Wednesday, September 3, 2014

Give Another the Benefit of the Doubt

Question number seven: When one priest's utterance is mistaken as speaking for the Church don't we have a problem?

Last year a priest caused a great sensation for the sermon at a Mass concerning current affairs. All the citizens took an interest in what was said because of the extensive coverage by the mass media. The media was happy to see the attention given to the coverage.  The central theme is what is important and was emphasized, but much of the mass media took one section of the sermon expanded and distorted the meaning in the report.

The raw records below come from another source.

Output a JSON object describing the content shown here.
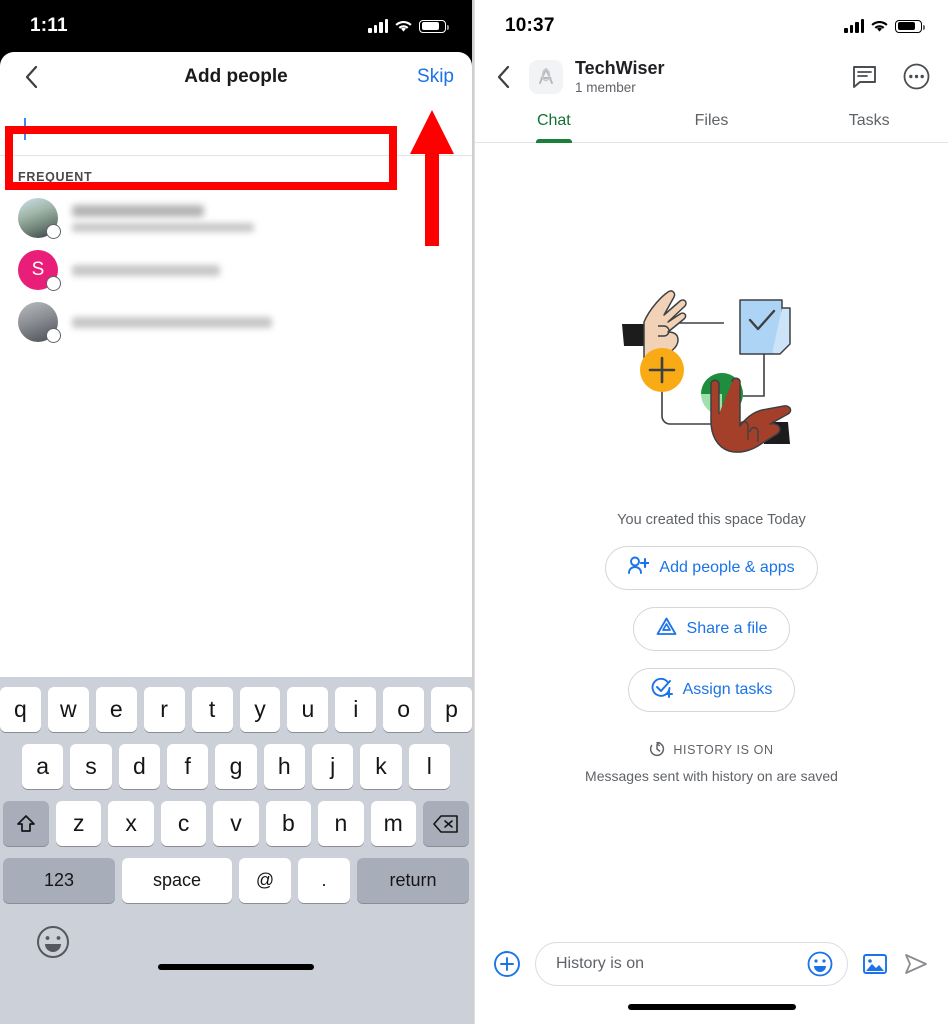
{
  "left_screen": {
    "status_bar": {
      "time": "1:11",
      "signal_icon": "cellular-bars-icon",
      "wifi_icon": "wifi-icon",
      "battery_icon": "battery-icon"
    },
    "sheet": {
      "back_icon": "back-chevron-icon",
      "title": "Add people",
      "skip_label": "Skip",
      "search_value": "",
      "search_placeholder": "",
      "section_label": "FREQUENT"
    },
    "contacts": [
      {
        "avatar_type": "photo",
        "avatar_initial": "",
        "name": "",
        "email": "",
        "name_width": 132,
        "email_width": 182
      },
      {
        "avatar_type": "initial",
        "avatar_initial": "S",
        "name": "",
        "email": "",
        "name_width": 0,
        "email_width": 148
      },
      {
        "avatar_type": "photo",
        "avatar_initial": "",
        "name": "",
        "email": "",
        "name_width": 0,
        "email_width": 200
      }
    ],
    "annotation": {
      "box_color": "#ff0000",
      "arrow_color": "#ff0000",
      "points_to": "Skip"
    },
    "keyboard": {
      "row1": [
        "q",
        "w",
        "e",
        "r",
        "t",
        "y",
        "u",
        "i",
        "o",
        "p"
      ],
      "row2": [
        "a",
        "s",
        "d",
        "f",
        "g",
        "h",
        "j",
        "k",
        "l"
      ],
      "row3": [
        "z",
        "x",
        "c",
        "v",
        "b",
        "n",
        "m"
      ],
      "shift_icon": "shift-up-arrow-icon",
      "backspace_icon": "backspace-delete-icon",
      "numbers_label": "123",
      "space_label": "space",
      "at_label": "@",
      "period_label": ".",
      "return_label": "return",
      "emoji_icon": "emoji-smiley-icon"
    }
  },
  "right_screen": {
    "status_bar": {
      "time": "10:37",
      "signal_icon": "cellular-bars-icon",
      "wifi_icon": "wifi-icon",
      "battery_icon": "battery-icon"
    },
    "header": {
      "back_icon": "back-chevron-icon",
      "space_icon": "space-avatar-icon",
      "space_name": "TechWiser",
      "member_count": "1 member",
      "chat_icon": "message-bubble-icon",
      "more_icon": "more-options-icon"
    },
    "tabs": [
      {
        "label": "Chat",
        "active": true
      },
      {
        "label": "Files",
        "active": false
      },
      {
        "label": "Tasks",
        "active": false
      }
    ],
    "empty_state": {
      "illustration": "hands-collaboration-illustration",
      "created_text": "You created this space Today",
      "actions": [
        {
          "label": "Add people & apps",
          "icon": "add-person-icon"
        },
        {
          "label": "Share a file",
          "icon": "drive-file-icon"
        },
        {
          "label": "Assign tasks",
          "icon": "task-check-icon"
        }
      ]
    },
    "history": {
      "icon": "history-clock-icon",
      "status_label": "HISTORY IS ON",
      "description": "Messages sent with history on are saved"
    },
    "composer": {
      "plus_icon": "add-attachment-icon",
      "placeholder": "History is on",
      "value": "",
      "emoji_icon": "emoji-smiley-icon",
      "image_icon": "image-picker-icon",
      "send_icon": "send-arrow-icon"
    }
  },
  "colors": {
    "accent_blue": "#1a73e8",
    "active_green": "#137333",
    "tab_indicator_green": "#188038",
    "annotation_red": "#ff0000",
    "avatar_pink": "#e91e78",
    "text_secondary": "#5f6368"
  }
}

Jesus when  he talked to the poor his words were gentle but when he talked to the the unrepentant leaders he used harsh language. If the government was communicating with the citizens, said the priest professor, there would be no need for these Masses and strong language used in the sermons. The irregularities committed by the government departments has aroused a lack of trust, and the failure  to communicate with the citizens has engendered criticism in a segment of the population. This  is difficult to deny.

Jesus has told us that those who have ears should listen. Whether a person accepts what a priest says in a sermon is up to the listener. He may agree or disagree. Jesus in what he said and did, however, we have examples of excess. In the temple purification incident Jesus wielded a whip and overturned the chairs and tables of those selling in the temple. Was this not a means to help the priests and pharisees  see the stubbornness that  was preventing them from becoming free.

In first Corinthians 13:7: Love is always ready to excuse, to trust, to hope, and to endure whatever comes." We often use the phrase 'to give another the benefit of the doubt'. It is a legal term and one we should use more often in our dealings with others: to understand the other and put ourselves in the other person's shoes. It would make for a different world.

In the Catholic tradition we have many axioms that come from the rules of law learned from the past.

"When the rights of either are obscure, the defendant is to be given the benefit of the doubt."

"Odious things ought to be restricted, while favorable ones ought to be extended."

"In obscure matters the minimum ought to be followed."

"No one can change his mind (judgement, advice, decision) to the detriment of another."

"He who is silent seems to consent."